How to Grow and Care For Your 250+ Year Old Tree, Part 1 of 5
by Rachel and Odis Sisk
Just because a tree is large or declining, doesn't mean it needs to come down. Tree removal is a last resort.
Even a tree with health problems can potentially be provided with a better ecosystem to help prolong its lifespan. A tree's internal health is not only determined by the symptoms it gives externally, but an internal portion can also be scientifically charted by a resistograph.
Large, mature trees come to mind when prompted for images of The South. However, old growth forests and trees are quickly becoming lost to logging, urban stresses, and preferential treatment to small replacement trees. In cities and urban areas, city planners frequently elect to plant trees with a set lifespan. They plant them with limited resources, so the tree only lasts about 10 years. (You can see the degradation mapped in the middle image below.)
Trees are able to grow in forests for years untouched by people. Trees naturally take care of themselves.
Methuselah, the oldest known non-clonal tree, is about 4,844 years old.
(This is a photo of its forest. The exact location is undisclosed.)
General Sherman, a giant sequoia, is the largest known living single stem tree.
Measured by volume, it is 52,513 cu ft.
When people place houses, cars, and walkways underneath and around trees is when Tree Care comes into play.
This populated, built environment adds stress to trees. We often see improperly pruned trees, few mature sized trees, water management issues, and depeleted nutrient and soil requirements. We must help each tree retain and often regain its vitality when stressed by the urban environment.
Still, it is possible to make sure your trees have everything they need to grow healthy, large, and beautiful. In turn, your trees are able to give back more to you when properly cared for as we discussed in last quarter's Preservation Report, The Value of Trees
Trees in urban environments deal with these common stresses.
- Construction Damage
- Restricted Living space
- Compact Soil
- Mechanical Damage
What you can do to protect the longevity of your trees.
Monitor your tree's soil compaction.
1. Soil Decompaction
The soil around your trees can become too hard for them to absorb enough nutrients. Soil compaction is the biggest offender of stressing trees. It often goes unnoticed, reducing root growth and further increasing the chance of root rot, overthrow from wind, and compounding structural damage.
Soil compaction can happen from many things:
- Driving or foot traffic over the tree's root zone (even in something small such as a golf cart)
- Removing leaves from the base of the tree
- Never mulching
- Clay substrate
- Changing the soil level
Symptoms of highly compacted soil:
- Surface roots beyond the root flare
- Lack of organic matter

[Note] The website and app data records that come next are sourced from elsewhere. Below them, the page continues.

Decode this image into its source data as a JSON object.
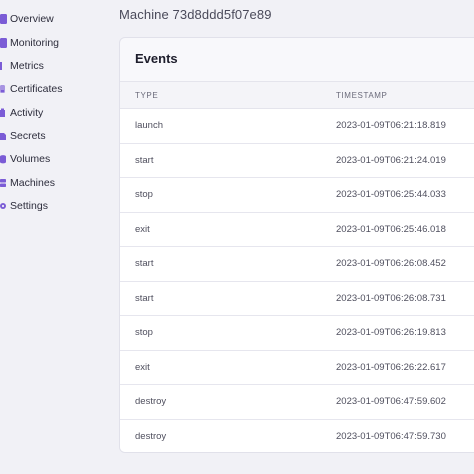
{
  "sidebar": {
    "items": [
      {
        "label": "Overview",
        "icon": "overview-icon"
      },
      {
        "label": "Monitoring",
        "icon": "monitoring-icon"
      },
      {
        "label": "Metrics",
        "icon": "metrics-icon"
      },
      {
        "label": "Certificates",
        "icon": "certificates-icon"
      },
      {
        "label": "Activity",
        "icon": "activity-icon"
      },
      {
        "label": "Secrets",
        "icon": "secrets-icon"
      },
      {
        "label": "Volumes",
        "icon": "volumes-icon"
      },
      {
        "label": "Machines",
        "icon": "machines-icon"
      },
      {
        "label": "Settings",
        "icon": "settings-icon"
      }
    ]
  },
  "header": {
    "machine_title": "Machine 73d8ddd5f07e89"
  },
  "events": {
    "title": "Events",
    "columns": {
      "type": "TYPE",
      "timestamp": "TIMESTAMP"
    },
    "rows": [
      {
        "type": "launch",
        "timestamp": "2023-01-09T06:21:18.819"
      },
      {
        "type": "start",
        "timestamp": "2023-01-09T06:21:24.019"
      },
      {
        "type": "stop",
        "timestamp": "2023-01-09T06:25:44.033"
      },
      {
        "type": "exit",
        "timestamp": "2023-01-09T06:25:46.018"
      },
      {
        "type": "start",
        "timestamp": "2023-01-09T06:26:08.452"
      },
      {
        "type": "start",
        "timestamp": "2023-01-09T06:26:08.731"
      },
      {
        "type": "stop",
        "timestamp": "2023-01-09T06:26:19.813"
      },
      {
        "type": "exit",
        "timestamp": "2023-01-09T06:26:22.617"
      },
      {
        "type": "destroy",
        "timestamp": "2023-01-09T06:47:59.602"
      },
      {
        "type": "destroy",
        "timestamp": "2023-01-09T06:47:59.730"
      }
    ]
  },
  "colors": {
    "accent": "#7b5cd6",
    "background": "#f1f1f6",
    "panel": "#ffffff"
  }
}
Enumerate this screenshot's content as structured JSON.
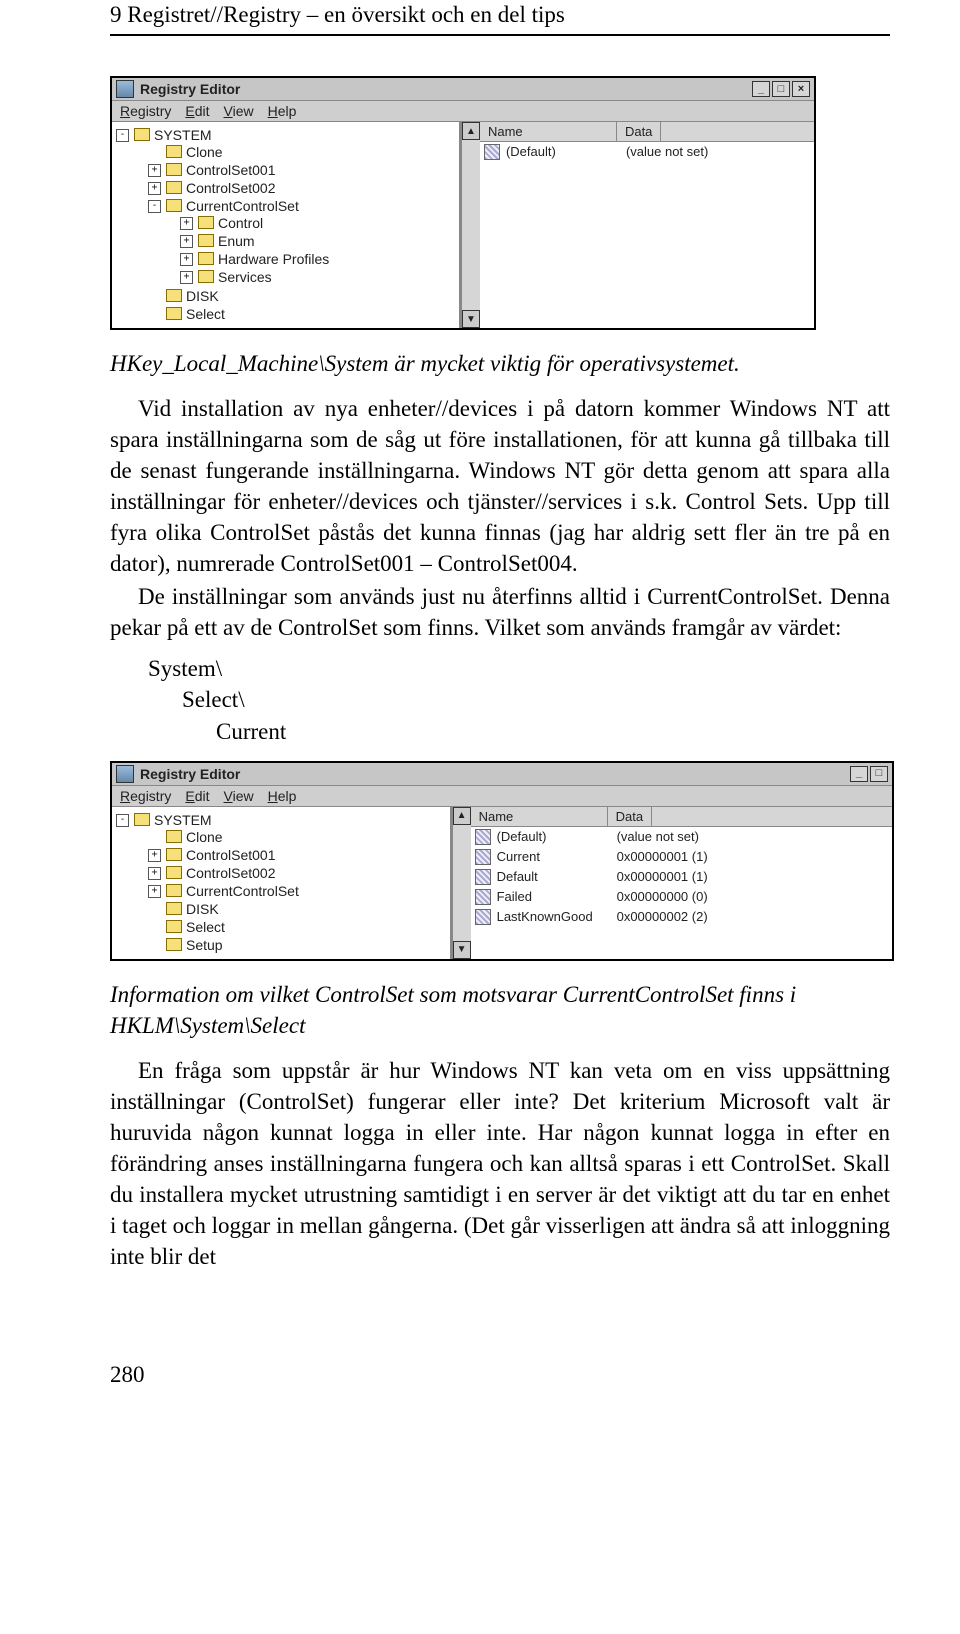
{
  "header": "9  Registret//Registry – en översikt och en del tips",
  "regedit1": {
    "title": "Registry Editor",
    "menu": [
      "Registry",
      "Edit",
      "View",
      "Help"
    ],
    "tree": [
      {
        "label": "SYSTEM",
        "exp": "-",
        "children": [
          {
            "label": "Clone"
          },
          {
            "label": "ControlSet001",
            "exp": "+"
          },
          {
            "label": "ControlSet002",
            "exp": "+"
          },
          {
            "label": "CurrentControlSet",
            "exp": "-",
            "children": [
              {
                "label": "Control",
                "exp": "+"
              },
              {
                "label": "Enum",
                "exp": "+"
              },
              {
                "label": "Hardware Profiles",
                "exp": "+"
              },
              {
                "label": "Services",
                "exp": "+"
              }
            ]
          },
          {
            "label": "DISK"
          },
          {
            "label": "Select"
          }
        ]
      }
    ],
    "cols": [
      "Name",
      "Data"
    ],
    "rows": [
      {
        "name": "(Default)",
        "data": "(value not set)"
      }
    ]
  },
  "caption1": "HKey_Local_Machine\\System är mycket viktig för operativsystemet.",
  "p1": "Vid installation av nya enheter//devices i på datorn kommer Windows NT att spara inställningarna som de såg ut före installationen, för att kunna gå tillbaka till de senast fungerande inställningarna. Windows NT gör detta genom att spara alla inställningar för enheter//devices och tjänster//services i s.k. Control Sets. Upp till fyra olika ControlSet påstås det kunna finnas (jag har aldrig sett fler än tre på en dator), numrerade ControlSet001 – ControlSet004.",
  "p2": "De inställningar som används just nu återfinns alltid i CurrentControlSet. Denna pekar på ett av de ControlSet som finns. Vilket som används framgår av värdet:",
  "pathblock": [
    "System\\",
    "Select\\",
    "Current"
  ],
  "regedit2": {
    "title": "Registry Editor",
    "menu": [
      "Registry",
      "Edit",
      "View",
      "Help"
    ],
    "tree": [
      {
        "label": "SYSTEM",
        "exp": "-",
        "children": [
          {
            "label": "Clone"
          },
          {
            "label": "ControlSet001",
            "exp": "+"
          },
          {
            "label": "ControlSet002",
            "exp": "+"
          },
          {
            "label": "CurrentControlSet",
            "exp": "+"
          },
          {
            "label": "DISK"
          },
          {
            "label": "Select"
          },
          {
            "label": "Setup"
          }
        ]
      }
    ],
    "cols": [
      "Name",
      "Data"
    ],
    "rows": [
      {
        "name": "(Default)",
        "data": "(value not set)"
      },
      {
        "name": "Current",
        "data": "0x00000001 (1)"
      },
      {
        "name": "Default",
        "data": "0x00000001 (1)"
      },
      {
        "name": "Failed",
        "data": "0x00000000 (0)"
      },
      {
        "name": "LastKnownGood",
        "data": "0x00000002 (2)"
      }
    ]
  },
  "caption2": "Information om vilket ControlSet som motsvarar CurrentControlSet finns i HKLM\\System\\Select",
  "p3": "En fråga som uppstår är hur Windows NT kan veta om en viss uppsättning inställningar (ControlSet) fungerar eller inte? Det kriterium Microsoft valt är huruvida någon kunnat logga in eller inte. Har någon kunnat logga in efter en förändring anses inställningarna fungera och kan alltså sparas i ett ControlSet. Skall du installera mycket utrustning samtidigt i en server är det viktigt att du tar en enhet i taget och loggar in mellan gångerna. (Det går visserligen att ändra så att inloggning inte blir det",
  "page_number": "280"
}
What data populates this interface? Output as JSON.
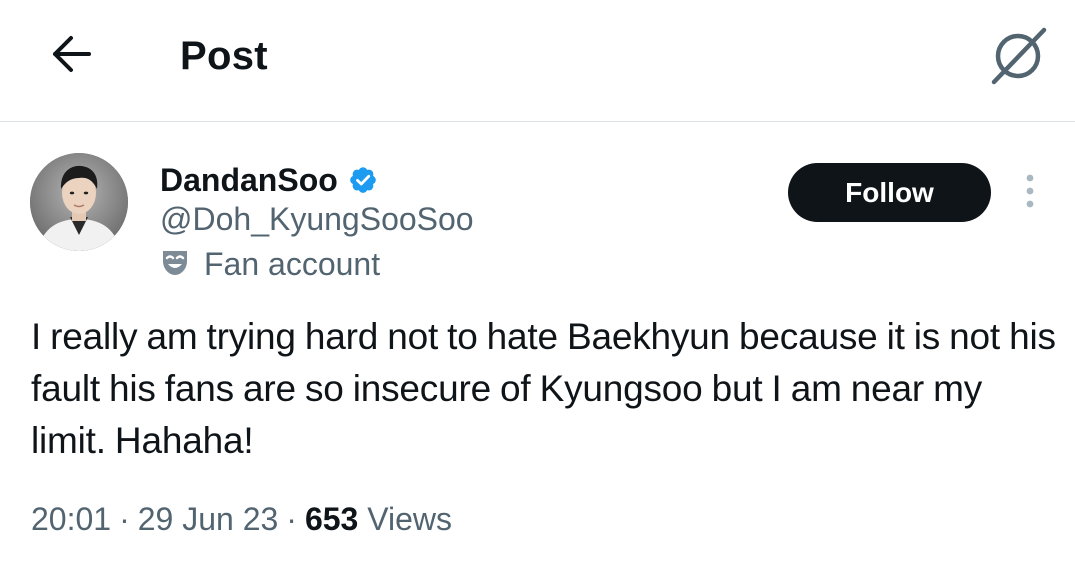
{
  "header": {
    "title": "Post",
    "back_icon": "arrow-left-icon",
    "grok_icon": "grok-icon"
  },
  "author": {
    "display_name": "DandanSoo",
    "handle": "@Doh_KyungSooSoo",
    "verified_icon": "verified-badge-icon",
    "verified_color": "#1d9bf0",
    "label_icon": "theater-mask-icon",
    "label": "Fan account",
    "avatar": "avatar"
  },
  "actions": {
    "follow_label": "Follow",
    "more_icon": "more-vertical-icon"
  },
  "post": {
    "text": "I really am trying hard not to hate Baekhyun because it is not his fault his fans are so insecure of Kyungsoo but I am near my limit. Hahaha!",
    "time": "20:01",
    "separator": "·",
    "date": "29 Jun 23",
    "views_count": "653",
    "views_label": "Views"
  },
  "colors": {
    "text_primary": "#0f1419",
    "text_secondary": "#536471",
    "button_bg": "#0f1419",
    "divider": "#dde3e8"
  }
}
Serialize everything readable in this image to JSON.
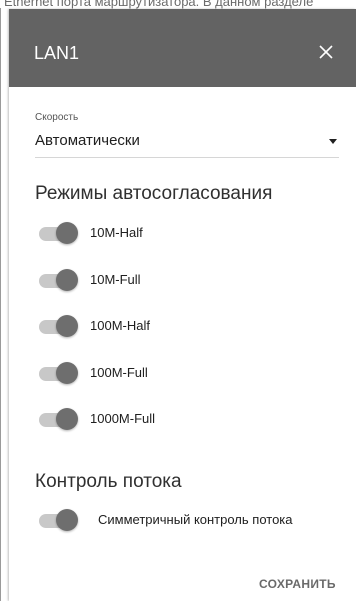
{
  "background": {
    "text": "Ethernet порта маршрутизатора. В данном разделе"
  },
  "dialog": {
    "title": "LAN1",
    "close_icon": "close-icon"
  },
  "speed": {
    "label": "Скорость",
    "value": "Автоматически",
    "dropdown_icon": "caret-down-icon"
  },
  "autoneg": {
    "title": "Режимы автосогласования",
    "modes": [
      {
        "label": "10M-Half",
        "on": true
      },
      {
        "label": "10M-Full",
        "on": true
      },
      {
        "label": "100M-Half",
        "on": true
      },
      {
        "label": "100M-Full",
        "on": true
      },
      {
        "label": "1000M-Full",
        "on": true
      }
    ]
  },
  "flow_control": {
    "title": "Контроль потока",
    "symmetric": {
      "label": "Симметричный контроль потока",
      "on": true
    }
  },
  "footer": {
    "save_label": "СОХРАНИТЬ"
  },
  "colors": {
    "header_bg": "#636363",
    "knob": "#6e6e6e",
    "track": "#c8c8c8"
  }
}
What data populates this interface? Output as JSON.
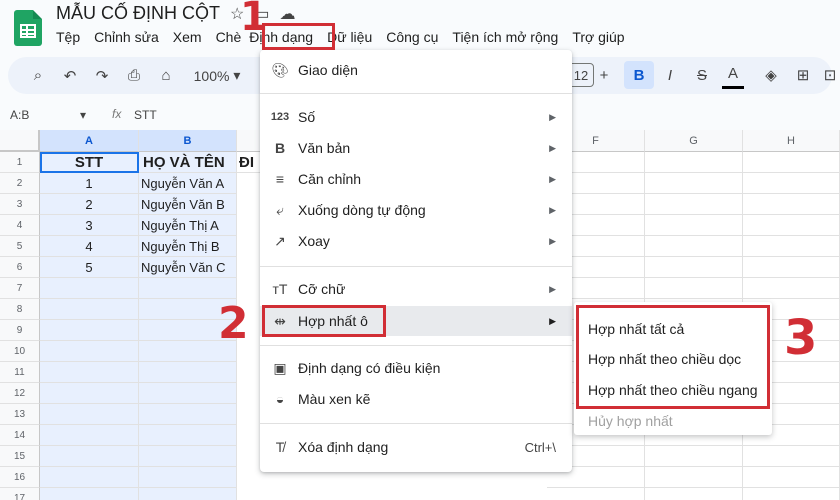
{
  "app": {
    "doc_title": "MẪU CỐ ĐỊNH CỘT"
  },
  "menubar": [
    "Tệp",
    "Chỉnh sửa",
    "Xem",
    "Chè",
    "Định dạng",
    "Dữ liệu",
    "Công cụ",
    "Tiện ích mở rộng",
    "Trợ giúp"
  ],
  "toolbar": {
    "zoom": "100%",
    "font_size": "12"
  },
  "formula_bar": {
    "name_box": "A:B",
    "fx_label": "fx",
    "value": "STT"
  },
  "sheet": {
    "columns": [
      "A",
      "B",
      "ĐI",
      "F",
      "G",
      "H"
    ],
    "rows": [
      "1",
      "2",
      "3",
      "4",
      "5",
      "6",
      "7",
      "8",
      "9",
      "10",
      "11",
      "12",
      "13",
      "14",
      "15",
      "16",
      "17"
    ],
    "header_row": [
      "STT",
      "HỌ VÀ TÊN",
      "ĐI"
    ],
    "data": [
      [
        "1",
        "Nguyễn Văn A"
      ],
      [
        "2",
        "Nguyễn Văn B"
      ],
      [
        "3",
        "Nguyễn Thị A"
      ],
      [
        "4",
        "Nguyễn Thị B"
      ],
      [
        "5",
        "Nguyễn Văn C"
      ]
    ]
  },
  "format_menu": {
    "items": [
      {
        "icon": "palette-icon",
        "label": "Giao diện"
      },
      {
        "icon": "number-icon",
        "glyph": "123",
        "label": "Số"
      },
      {
        "icon": "bold-text-icon",
        "glyph": "B",
        "label": "Văn bản"
      },
      {
        "icon": "align-icon",
        "label": "Căn chỉnh"
      },
      {
        "icon": "wrap-icon",
        "label": "Xuống dòng tự động"
      },
      {
        "icon": "rotate-icon",
        "label": "Xoay"
      },
      {
        "icon": "font-size-icon",
        "label": "Cỡ chữ"
      },
      {
        "icon": "merge-icon",
        "label": "Hợp nhất ô"
      },
      {
        "icon": "conditional-format-icon",
        "label": "Định dạng có điều kiện"
      },
      {
        "icon": "alternating-colors-icon",
        "label": "Màu xen kẽ"
      },
      {
        "icon": "clear-format-icon",
        "label": "Xóa định dạng",
        "shortcut": "Ctrl+\\"
      }
    ]
  },
  "merge_submenu": {
    "items": [
      "Hợp nhất tất cả",
      "Hợp nhất theo chiều dọc",
      "Hợp nhất theo chiều ngang",
      "Hủy hợp nhất"
    ]
  },
  "annotations": {
    "step1": "1",
    "step2": "2",
    "step3": "3",
    "color": "#d12e35"
  }
}
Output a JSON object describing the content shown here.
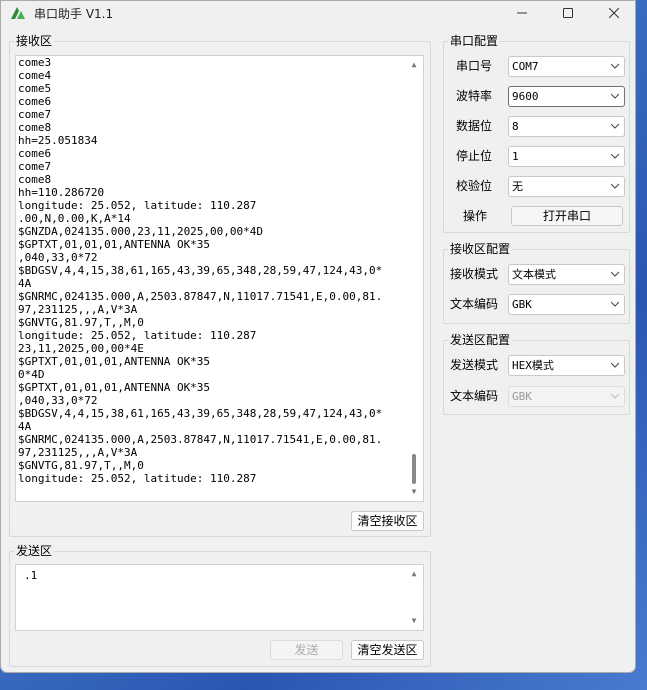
{
  "window": {
    "title": "串口助手 V1.1",
    "min": "—",
    "max": "☐",
    "close": "✕"
  },
  "recv": {
    "title": "接收区",
    "lines": [
      "come3",
      "come4",
      "come5",
      "come6",
      "come7",
      "come8",
      "hh=25.051834",
      "come6",
      "come7",
      "come8",
      "hh=110.286720",
      "longitude: 25.052, latitude: 110.287",
      ".00,N,0.00,K,A*14",
      "$GNZDA,024135.000,23,11,2025,00,00*4D",
      "$GPTXT,01,01,01,ANTENNA OK*35",
      ",040,33,0*72",
      "$BDGSV,4,4,15,38,61,165,43,39,65,348,28,59,47,124,43,0*",
      "4A",
      "$GNRMC,024135.000,A,2503.87847,N,11017.71541,E,0.00,81.",
      "97,231125,,,A,V*3A",
      "$GNVTG,81.97,T,,M,0",
      "longitude: 25.052, latitude: 110.287",
      "23,11,2025,00,00*4E",
      "$GPTXT,01,01,01,ANTENNA OK*35",
      "0*4D",
      "$GPTXT,01,01,01,ANTENNA OK*35",
      ",040,33,0*72",
      "$BDGSV,4,4,15,38,61,165,43,39,65,348,28,59,47,124,43,0*",
      "4A",
      "$GNRMC,024135.000,A,2503.87847,N,11017.71541,E,0.00,81.",
      "97,231125,,,A,V*3A",
      "$GNVTG,81.97,T,,M,0",
      "longitude: 25.052, latitude: 110.287"
    ],
    "clear_button": "清空接收区"
  },
  "send": {
    "title": "发送区",
    "text": ".1",
    "send_button": "发送",
    "clear_button": "清空发送区"
  },
  "serial_config": {
    "title": "串口配置",
    "port_label": "串口号",
    "port_value": "COM7",
    "baud_label": "波特率",
    "baud_value": "9600",
    "databits_label": "数据位",
    "databits_value": "8",
    "stopbits_label": "停止位",
    "stopbits_value": "1",
    "parity_label": "校验位",
    "parity_value": "无",
    "operation_label": "操作",
    "open_button": "打开串口"
  },
  "recv_config": {
    "title": "接收区配置",
    "mode_label": "接收模式",
    "mode_value": "文本模式",
    "encoding_label": "文本编码",
    "encoding_value": "GBK"
  },
  "send_config": {
    "title": "发送区配置",
    "mode_label": "发送模式",
    "mode_value": "HEX模式",
    "encoding_label": "文本编码",
    "encoding_value": "GBK"
  },
  "icons": {
    "app": "app-logo-icon",
    "chevron": "chevron-down-icon"
  }
}
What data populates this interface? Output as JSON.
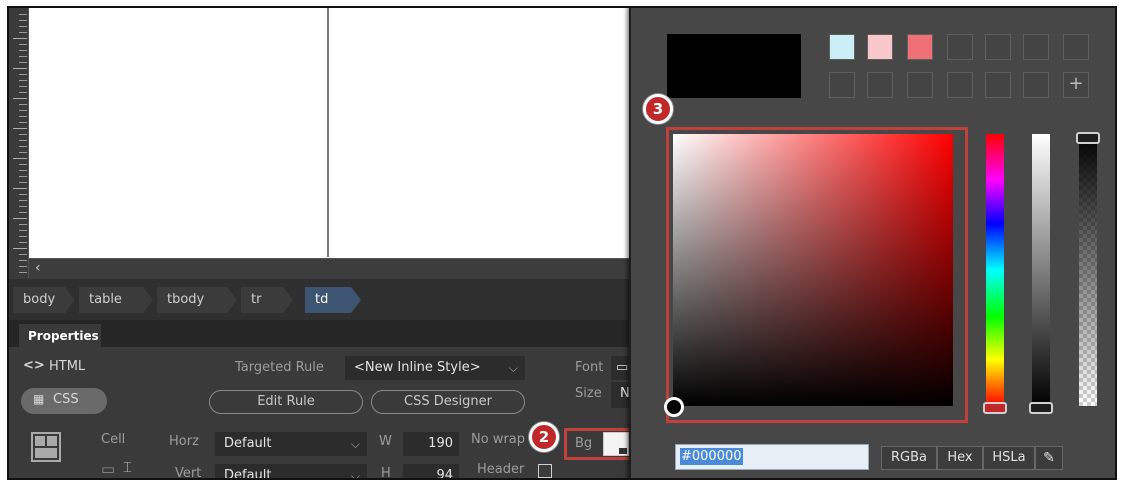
{
  "tagbar": {
    "crumbs": [
      "body",
      "table",
      "tbody",
      "tr",
      "td"
    ],
    "active": "td"
  },
  "properties": {
    "tab_label": "Properties",
    "html_label": "HTML",
    "css_label": "CSS",
    "targeted_rule_label": "Targeted Rule",
    "targeted_rule_value": "<New Inline Style>",
    "edit_rule_label": "Edit Rule",
    "css_designer_label": "CSS Designer",
    "font_label": "Font",
    "size_label": "Size",
    "size_value_partial": "N",
    "cell_label": "Cell",
    "horz_label": "Horz",
    "horz_value": "Default",
    "vert_label": "Vert",
    "vert_value": "Default",
    "w_label": "W",
    "w_value": "190",
    "h_label": "H",
    "h_value": "94",
    "nowrap_label": "No wrap",
    "header_label": "Header",
    "bg_label": "Bg"
  },
  "badges": {
    "step2": "2",
    "step3": "3"
  },
  "picker": {
    "current_color": "#000000",
    "hex_value": "#000000",
    "swatches": [
      "#c9eef5",
      "#f7c7c9",
      "#f07078"
    ],
    "add_swatch_label": "+",
    "modes": [
      "RGBa",
      "Hex",
      "HSLa"
    ],
    "accent": "#c0403a"
  }
}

- Water runoff issues
- Dieback on the tips of branches or the new year's foliage is off color
Yes, I want more information on this topic:
+ What is Soil Compaction, and Why is Decompaction Necessary?
+ Watch a video of Odis decompacting soil.
(After clicking, scroll down the list to "Decompaction")
The following Preservation Reports will discuss these 4 tips to care for your 250+ year old tree.
2. Proper pruning
5. Not physically damaging the tree